When that canned remarks by Fed Doves is all that is left as a hope-based upside "risk catalyst", as was just defined by Citi's Steven Englander, things are really sad for those who have to justify their excess testosterone by trading every uptick (Econ Ph.D. dissertation on the topic most certainly in progress).
With a few hours until BoE's Paul Tucker takes the stand, the venerable institution has finally acquiesced to the Freedom of Information Act request from British MP John Mann and released all copies of emails and transcripts of telephone conversations between Tucker and Bob Diamond between 10/1/08 and 11/30/08. The emails make for some fascinating reading when one considers the sources of the conversation. The thrust of the discussion is Tucker's concern at UK Libor rates being considerably higher than US - especially as US rates were dropping; Tucker's 'shock' at the cost of funding for Barclays' government-guaranteed debt; and finally the explanation/admission for why the BoE's liquidity hosepipe was not fixing the solvency problem in British banks - a lack of eligible collateral. Smoking gun maybe; nail in the coffin of independent Central Banks for sure; hangings in the streets - we are not so sure.

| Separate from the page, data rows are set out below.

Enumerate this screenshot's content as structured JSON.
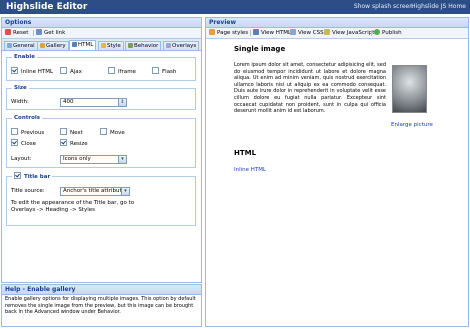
{
  "app": {
    "title": "Highslide Editor",
    "links": [
      "Show splash screen",
      "Highslide JS Home"
    ]
  },
  "options_panel": {
    "title": "Options",
    "toolbar": {
      "reset": "Reset",
      "get_link": "Get link"
    },
    "tabs": [
      "General",
      "Gallery",
      "HTML",
      "Style",
      "Behavior",
      "Overlays"
    ],
    "active_tab": "HTML",
    "enable": {
      "legend": "Enable",
      "items": [
        {
          "label": "Inline HTML",
          "checked": true
        },
        {
          "label": "Ajax",
          "checked": false
        },
        {
          "label": "Iframe",
          "checked": false
        },
        {
          "label": "Flash",
          "checked": false
        }
      ]
    },
    "size": {
      "legend": "Size",
      "width_label": "Width:",
      "width_value": "400"
    },
    "controls": {
      "legend": "Controls",
      "items": [
        {
          "label": "Previous",
          "checked": false
        },
        {
          "label": "Next",
          "checked": false
        },
        {
          "label": "Move",
          "checked": false
        },
        {
          "label": "Close",
          "checked": true
        },
        {
          "label": "Resize",
          "checked": true
        }
      ],
      "layout_label": "Layout:",
      "layout_value": "Icons only"
    },
    "title_bar": {
      "legend": "Title bar",
      "checked": true,
      "source_label": "Title source:",
      "source_value": "Anchor's title attribute",
      "note_line1": "To edit the appearance of the Title bar, go to",
      "note_line2": "Overlays -> Heading -> Styles"
    }
  },
  "help_panel": {
    "title": "Help - Enable gallery",
    "text": "Enable gallery options for displaying multiple images. This option by default removes the single image from the preview, but this image can be brought back in the Advanced window under Behavior."
  },
  "preview_panel": {
    "title": "Preview",
    "toolbar": [
      "Page styles",
      "View HTML",
      "View CSS",
      "View JavaScript",
      "Publish"
    ],
    "heading": "Single image",
    "body": "Lorem ipsum dolor sit amet, consectetur adipisicing elit, sed do eiusmod tempor incididunt ut labore et dolore magna aliqua. Ut enim ad minim veniam, quis nostrud exercitation ullamco laboris nisi ut aliquip ex ea commodo consequat. Duis aute irure dolor in reprehenderit in voluptate velit esse cillum dolore eu fugiat nulla pariatur. Excepteur sint occaecat cupidatat non proident, sunt in culpa qui officia deserunt mollit anim id est laborum.",
    "image_caption": "Enlarge picture",
    "html_heading": "HTML",
    "html_link": "Inline HTML"
  },
  "colors": {
    "header_bg": "#2d4d86",
    "panel_title": "#15428b",
    "link": "#1a3fb0"
  }
}
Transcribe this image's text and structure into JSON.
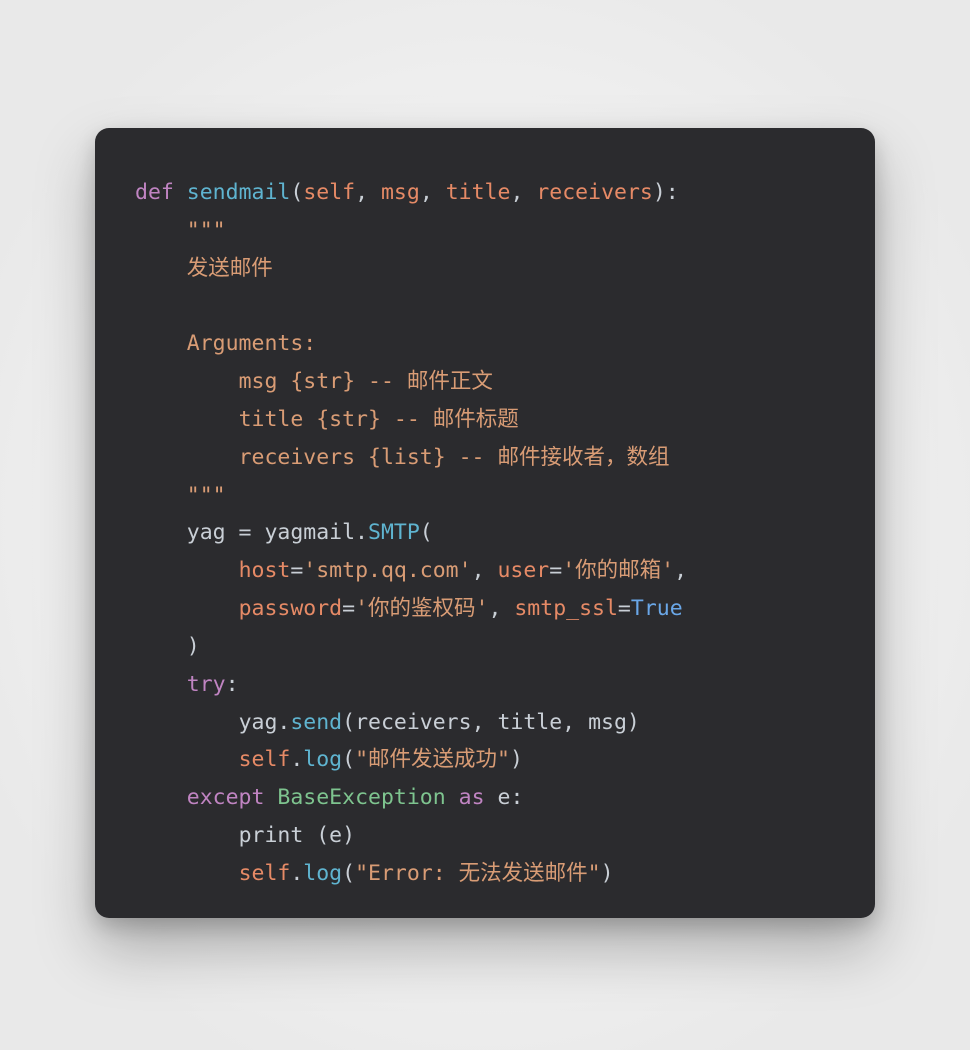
{
  "code": {
    "l1": {
      "def": "def",
      "sp1": " ",
      "fn": "sendmail",
      "op": "(",
      "p1": "self",
      "c1": ", ",
      "p2": "msg",
      "c2": ", ",
      "p3": "title",
      "c3": ", ",
      "p4": "receivers",
      "close": "):"
    },
    "l2": {
      "indent": "    ",
      "q": "\"\"\""
    },
    "l3": {
      "indent": "    ",
      "txt": "发送邮件"
    },
    "l4": {
      "indent": ""
    },
    "l5": {
      "indent": "    ",
      "txt": "Arguments:"
    },
    "l6": {
      "indent": "        ",
      "txt": "msg {str} -- 邮件正文"
    },
    "l7": {
      "indent": "        ",
      "txt": "title {str} -- 邮件标题"
    },
    "l8": {
      "indent": "        ",
      "txt": "receivers {list} -- 邮件接收者，数组"
    },
    "l9": {
      "indent": "    ",
      "q": "\"\"\""
    },
    "l10": {
      "indent": "    ",
      "a": "yag = yagmail.",
      "b": "SMTP",
      "c": "("
    },
    "l11": {
      "indent": "        ",
      "k1": "host",
      "e1": "=",
      "v1": "'smtp.qq.com'",
      "c1": ", ",
      "k2": "user",
      "e2": "=",
      "v2": "'你的邮箱'",
      "tail": ","
    },
    "l12": {
      "indent": "        ",
      "k1": "password",
      "e1": "=",
      "v1": "'你的鉴权码'",
      "c1": ", ",
      "k2": "smtp_ssl",
      "e2": "=",
      "v2": "True"
    },
    "l13": {
      "indent": "    ",
      "txt": ")"
    },
    "l14": {
      "indent": "    ",
      "kw": "try",
      "colon": ":"
    },
    "l15": {
      "indent": "        ",
      "a": "yag.",
      "b": "send",
      "c": "(receivers, title, msg)"
    },
    "l16": {
      "indent": "        ",
      "p": "self",
      "dot": ".",
      "m": "log",
      "op": "(",
      "s": "\"邮件发送成功\"",
      "cl": ")"
    },
    "l17": {
      "indent": "    ",
      "kw1": "except",
      "sp": " ",
      "cls": "BaseException",
      "sp2": " ",
      "kw2": "as",
      "sp3": " ",
      "var": "e",
      "colon": ":"
    },
    "l18": {
      "indent": "        ",
      "txt": "print (e)"
    },
    "l19": {
      "indent": "        ",
      "p": "self",
      "dot": ".",
      "m": "log",
      "op": "(",
      "s": "\"Error: 无法发送邮件\"",
      "cl": ")"
    }
  }
}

Back in January, an article by Reuters' head financial blogger on the topic of the Greek bond restructuring, which effectively said that Greeks have all the leverage, prompted us to pen Subordination 101 (one of the year's most read posts on Zero Hedge), in which we patiently explained why his proposed blanket generalization was completely wrong, and why litigation arbitrage in covenant heavy UK-law bonds would be precisely the way to go into the Greek restructuring. 4 months later, those who listened to us made a 135% annualized return by getting taken out in Greek UK-law bonds at par, whereas those who listened to Reuters made, well nothing. What is amusing, is that such examples of pseudo-contrarian sophistry for the sake of making a statement, any statement, or better known in the media world as generating "page views", no matter how ungrounded in financial fact, especially from recent Loeb award winners, is nothing new. To wit, we go back to May 29, 2008 where courtesy of the same author, in collaboration with another self-proclaimed Twitter pundit, we read "Defending Libor" in which the now Reutersian and his shoulder-chipped UK-based academic sidekick decide that, no Carrick Mollenkamp and Mark Whitehouse's then stunning and quite incendiary discoveries on Liebor are actually quite irrelevant, and are, to use the parlance of our times, a tempest in a teapot. His conclusion: "What the WSJ has done is come up with a marginally interesting intellectual conundrum: why is there a disconnect between CDS premia, on the one hand, and Libor spreads, on the other? But the way that the WSJ is reporting its findings they seem to think they’re uncovering a major scandal. They’re not." Actually, in retrospect, they are.